Little Boat, Big Danger
As tensions continue to rise in the Persian Gulf, does a British designed and built speedboat pose the biggest threat to coalition naval forces?
Little boat, big danger: how a British-made speedboat has become a weapon in Iran’s standoff with the US
By Jon Stock, The Telegraph
When the four-man crew of the Bradstone Challenger crossed the finish line at the Royal Yacht Squadron in Cowes on August 12 2005, spirits were high. They had just smashed the world record for circumnavigating the British Isles, completing the journey in 27 hours and 10 minutes.

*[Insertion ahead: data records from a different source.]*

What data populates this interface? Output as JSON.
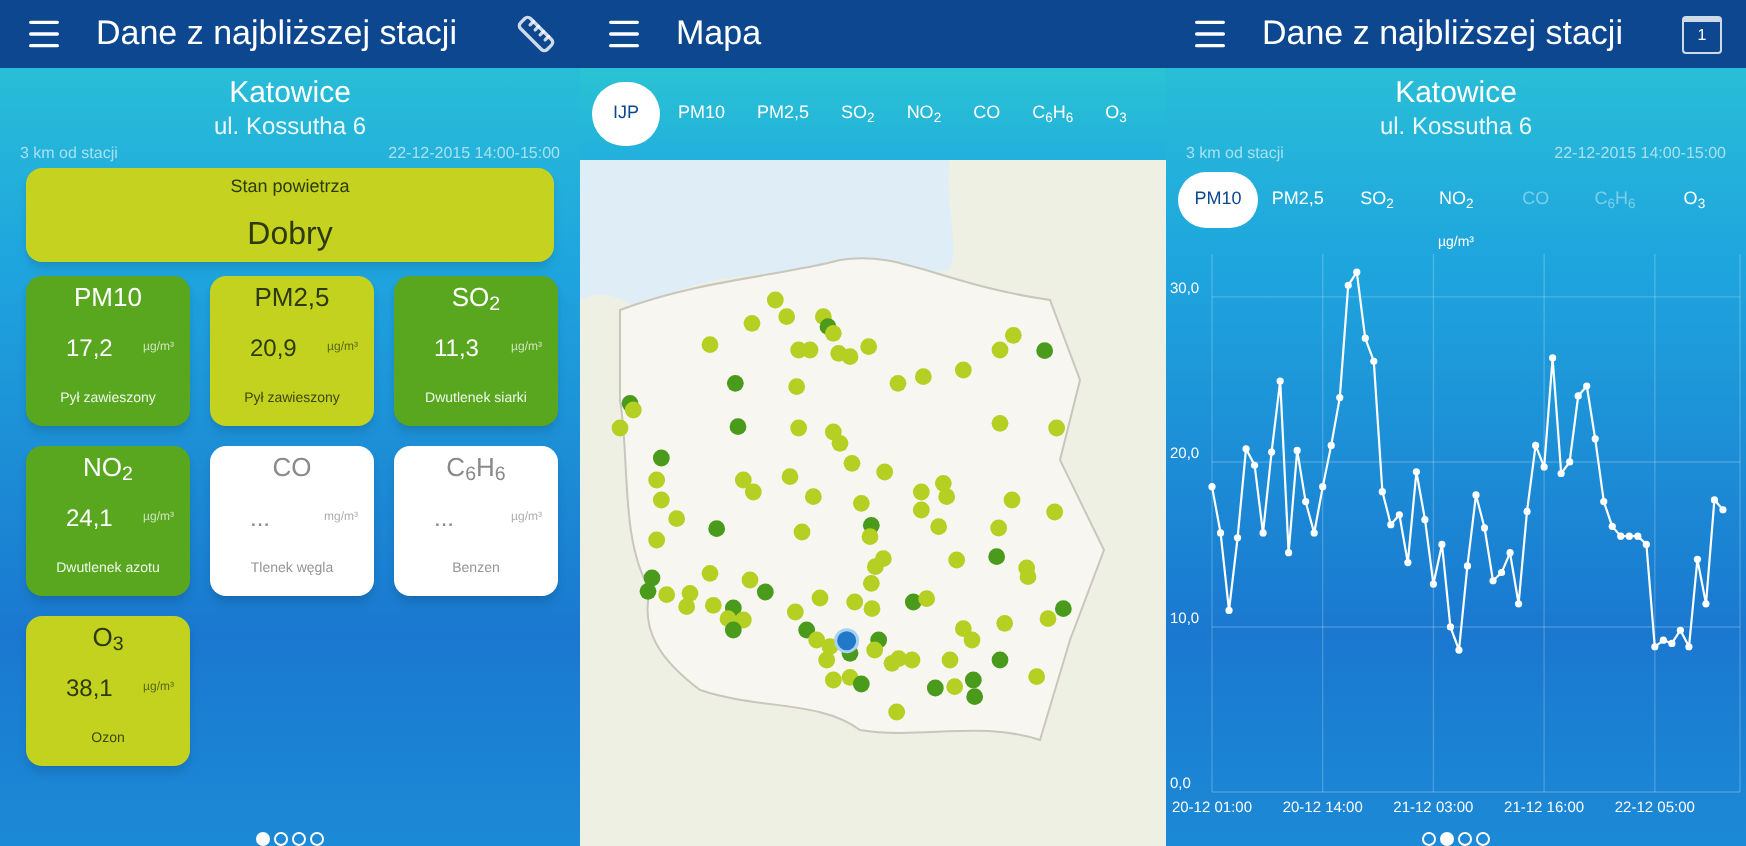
{
  "station_screen": {
    "title": "Dane z najbliższej stacji",
    "station": {
      "city": "Katowice",
      "address": "ul. Kossutha 6",
      "distance": "3 km od stacji",
      "time": "22-12-2015 14:00-15:00"
    },
    "air_quality": {
      "label": "Stan powietrza",
      "value": "Dobry",
      "color": "#c5d21f"
    },
    "tiles": [
      {
        "name": "PM10",
        "value": "17,2",
        "unit": "µg/m³",
        "description": "Pył zawieszony",
        "color": "#58a71f",
        "kind": "good"
      },
      {
        "name": "PM2,5",
        "value": "20,9",
        "unit": "µg/m³",
        "description": "Pył zawieszony",
        "color": "#c2d21f",
        "kind": "moderate"
      },
      {
        "name": "SO$_{2}$",
        "value": "11,3",
        "unit": "µg/m³",
        "description": "Dwutlenek siarki",
        "color": "#58a71f",
        "kind": "good"
      },
      {
        "name": "NO$_{2}$",
        "value": "24,1",
        "unit": "µg/m³",
        "description": "Dwutlenek azotu",
        "color": "#58a71f",
        "kind": "good"
      },
      {
        "name": "CO",
        "value": "...",
        "unit": "mg/m³",
        "description": "Tlenek węgla",
        "color": "#ffffff",
        "kind": "no_data"
      },
      {
        "name": "C$_{6}$H$_{6}$",
        "value": "...",
        "unit": "µg/m³",
        "description": "Benzen",
        "color": "#ffffff",
        "kind": "no_data"
      },
      {
        "name": "O$_{3}$",
        "value": "38,1",
        "unit": "µg/m³",
        "description": "Ozon",
        "color": "#c2d21f",
        "kind": "moderate"
      }
    ],
    "pages": [
      {
        "selected": true
      },
      {
        "selected": false
      },
      {
        "selected": false
      },
      {
        "selected": false
      }
    ]
  },
  "map_screen": {
    "title": "Mapa",
    "tabs": [
      {
        "label": "IJP",
        "selected": true
      },
      {
        "label": "PM10",
        "selected": false
      },
      {
        "label": "PM2,5",
        "selected": false
      },
      {
        "label": "SO$_{2}$",
        "selected": false
      },
      {
        "label": "NO$_{2}$",
        "selected": false
      },
      {
        "label": "CO",
        "selected": false
      },
      {
        "label": "C$_{6}$H$_{6}$",
        "selected": false
      },
      {
        "label": "O$_{3}$",
        "selected": false
      }
    ]
  },
  "chart_screen": {
    "title": "Dane z najbliższej stacji",
    "calendar_day": "1",
    "station": {
      "city": "Katowice",
      "address": "ul. Kossutha 6",
      "distance": "3 km od stacji",
      "time": "22-12-2015 14:00-15:00"
    },
    "tabs": [
      {
        "label": "PM10",
        "selected": true,
        "disabled": false
      },
      {
        "label": "PM2,5",
        "selected": false,
        "disabled": false
      },
      {
        "label": "SO$_{2}$",
        "selected": false,
        "disabled": false
      },
      {
        "label": "NO$_{2}$",
        "selected": false,
        "disabled": false
      },
      {
        "label": "CO",
        "selected": false,
        "disabled": true
      },
      {
        "label": "C$_{6}$H$_{6}$",
        "selected": false,
        "disabled": true
      },
      {
        "label": "O$_{3}$",
        "selected": false,
        "disabled": false
      }
    ],
    "chart_data": {
      "type": "line",
      "ylabel": "µg/m³",
      "categories": [
        "20-12 01:00",
        null,
        null,
        null,
        null,
        null,
        null,
        null,
        null,
        null,
        null,
        null,
        null,
        "20-12 14:00",
        null,
        null,
        null,
        null,
        null,
        null,
        null,
        null,
        null,
        null,
        null,
        null,
        "21-12 03:00",
        null,
        null,
        null,
        null,
        null,
        null,
        null,
        null,
        null,
        null,
        null,
        null,
        "21-12 16:00",
        null,
        null,
        null,
        null,
        null,
        null,
        null,
        null,
        null,
        null,
        null,
        null,
        "22-12 05:00",
        null,
        null,
        null,
        null,
        null,
        null,
        null,
        null
      ],
      "values": [
        18.5,
        15.7,
        11.0,
        15.4,
        20.8,
        19.8,
        15.7,
        20.6,
        24.9,
        14.5,
        20.7,
        17.6,
        15.7,
        18.5,
        21.0,
        23.9,
        30.7,
        31.5,
        27.5,
        26.1,
        18.2,
        16.2,
        16.8,
        13.9,
        19.4,
        16.5,
        12.6,
        15.0,
        10.0,
        8.6,
        13.7,
        18.0,
        16.0,
        12.8,
        13.3,
        14.5,
        11.4,
        17.0,
        21.0,
        19.7,
        26.3,
        19.3,
        20.0,
        24.0,
        24.6,
        21.4,
        17.6,
        16.1,
        15.5,
        15.5,
        15.5,
        15.0,
        8.8,
        9.2,
        9.0,
        9.8,
        8.8,
        14.1,
        11.4,
        17.7,
        17.1
      ],
      "ylim": [
        0,
        32.6
      ],
      "grid": true,
      "marker": true,
      "yticks": [
        {
          "value": 0,
          "label": "0,0"
        },
        {
          "value": 10,
          "label": "10,0"
        },
        {
          "value": 20,
          "label": "20,0"
        },
        {
          "value": 30,
          "label": "30,0"
        }
      ]
    },
    "pages": [
      {
        "selected": false
      },
      {
        "selected": true
      },
      {
        "selected": false
      },
      {
        "selected": false
      }
    ]
  }
}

Their powerboat, a 51ft Bladerunner, had averaged 55 knots (63mph), at one point reaching 72 knots (83mph). It was an impressive achievement, beating the old record by more than three hours and 40 minutes, and the record still stands today.
What nobody knew was that the sound of the finish cannon at Cowes marked the beginning of a race for ownership of the Bradstone Challenger. Seven years on, after a series of clandestine transactions worthy of a Bond film, the British boat is berthed in Bandar Abbas, on the southern coast of Iran, where the West fears it has been fitted out with a deadly array of weapons systems. The naval port is home to the Iranian Revolutionary Guard Navy (IRGN), who hope the Bradstone Challenger’s record-beating speed will prove decisive in any military engagement with American and Royal Navy warships in the Persian Gulf.
Tensions are currently running dangerously high in the region. On Friday, Iran’s President, Mahmoud Ahmadinejad, described Israel’s existence as an “insult to humanity”, just as Israel’s defence leaders openly debated whether to launch air strikes against Iran’s nuclear facilities. If Israel does attack, all eyes will be on……[access full article]